  • If the prescription is issued by a prescriber who is prescribing the drug under a research protocol.
  • If the prescription is dispensed by a dispensing prescriber.
  • If the prescription is for a dialysis-related drug that is administered as part of or incident to a home-based dialysis treatment.

See LARA’s updated Electronic Prescribing FAQs for more information on Michigan’s requirements.

 

As the enforcement date nears, the following tips are shared for prescribers interested in starting the electronic prescription of controlled substances (EPCS):

 

  1. If you’re using an electronic health record (EHR), check with your EHR vendor to determine which compliance pathway to follow (depends on whether the system is registered to an individual DEA number or to an institutional or shared DEA number) and whether the EHR software version being used is certified and approved for EPCS.  If not, an updated version will be necessary before proceeding.  If it is certified and approved, the following three steps need to be completed before a prescriber is legally able to EPCS:
    • Complete identity proofing in order to obtain an authorization and authorization credential.
    • Set-up two-factor authentication.  This is how the application verifies the person using the application is someone who has been given access.
    • Set software access.  At each location where an EPCS application will be used for controlled substances, at least two individuals must be designated to manage access to the application. At least one must be a DEA registrant (a DEA authorized prescriber). These two individuals will set secure access controls for the electronic prescribing application software.

    Surescripts has some easy to follow video tutorials on their website to help walk you through the basic steps toward EPCS.

  2. Prescribers without an EHR also have options.  If you are currently using an electronic prescribing application for non-controlled medications, check with the vendor to see if they have a certified EPCS upgrade.  If you are not using electronic prescribing at all, stand-alone electronic prescribing systems with EPCS are available that don’t require an EHR.  There are systems designed to meet a variety of needs, from those that offer simplicity and basic functionality and can be used on a smart phone or tablet (e.g., DrFirst iPrescribe) to those that will offer a fuller range of functionality (e.g., DrFirst EPCS Gold).  When you make your EPCS selection, the three steps outlined above for EHR users must be completed in order to send electronic prescriptions for controlled substances.
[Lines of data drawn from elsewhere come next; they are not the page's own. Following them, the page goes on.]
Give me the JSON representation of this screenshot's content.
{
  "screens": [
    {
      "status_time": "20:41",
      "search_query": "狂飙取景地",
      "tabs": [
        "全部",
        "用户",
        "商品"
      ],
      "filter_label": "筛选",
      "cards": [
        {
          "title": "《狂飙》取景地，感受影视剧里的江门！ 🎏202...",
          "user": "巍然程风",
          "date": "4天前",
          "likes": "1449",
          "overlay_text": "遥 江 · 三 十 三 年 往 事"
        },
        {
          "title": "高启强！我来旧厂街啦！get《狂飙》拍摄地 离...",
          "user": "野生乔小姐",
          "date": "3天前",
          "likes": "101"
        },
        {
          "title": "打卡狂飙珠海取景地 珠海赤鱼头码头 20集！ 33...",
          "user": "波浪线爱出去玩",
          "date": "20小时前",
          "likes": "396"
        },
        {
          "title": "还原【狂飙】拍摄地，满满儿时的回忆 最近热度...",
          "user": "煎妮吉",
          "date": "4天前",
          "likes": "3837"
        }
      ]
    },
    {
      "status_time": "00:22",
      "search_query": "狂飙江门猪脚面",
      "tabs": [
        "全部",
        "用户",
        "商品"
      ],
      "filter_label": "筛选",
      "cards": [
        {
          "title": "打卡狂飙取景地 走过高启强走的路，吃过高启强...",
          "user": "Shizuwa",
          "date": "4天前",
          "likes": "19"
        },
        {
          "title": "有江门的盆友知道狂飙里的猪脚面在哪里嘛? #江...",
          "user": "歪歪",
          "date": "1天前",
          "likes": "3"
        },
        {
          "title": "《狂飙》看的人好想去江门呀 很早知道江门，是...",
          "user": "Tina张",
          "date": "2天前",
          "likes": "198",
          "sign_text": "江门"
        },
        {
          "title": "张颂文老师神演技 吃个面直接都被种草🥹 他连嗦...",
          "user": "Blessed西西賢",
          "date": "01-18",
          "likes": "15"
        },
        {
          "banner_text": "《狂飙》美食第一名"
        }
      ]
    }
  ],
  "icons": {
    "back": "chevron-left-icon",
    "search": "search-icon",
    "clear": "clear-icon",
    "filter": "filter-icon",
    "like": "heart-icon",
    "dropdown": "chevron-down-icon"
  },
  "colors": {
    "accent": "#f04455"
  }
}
Whether you are adding EPCS to your EHR, upgrading your stand-alone eRx system, or just wading into electronic prescribing, getting started now is extremely important. This will not only ensure you are able to have a smooth transition and keep interruptions to patient care at a minimum, but also allow you to have a secure way to prescribe controlled substances.

 

Questions may also be directed to Dara J. Barrera.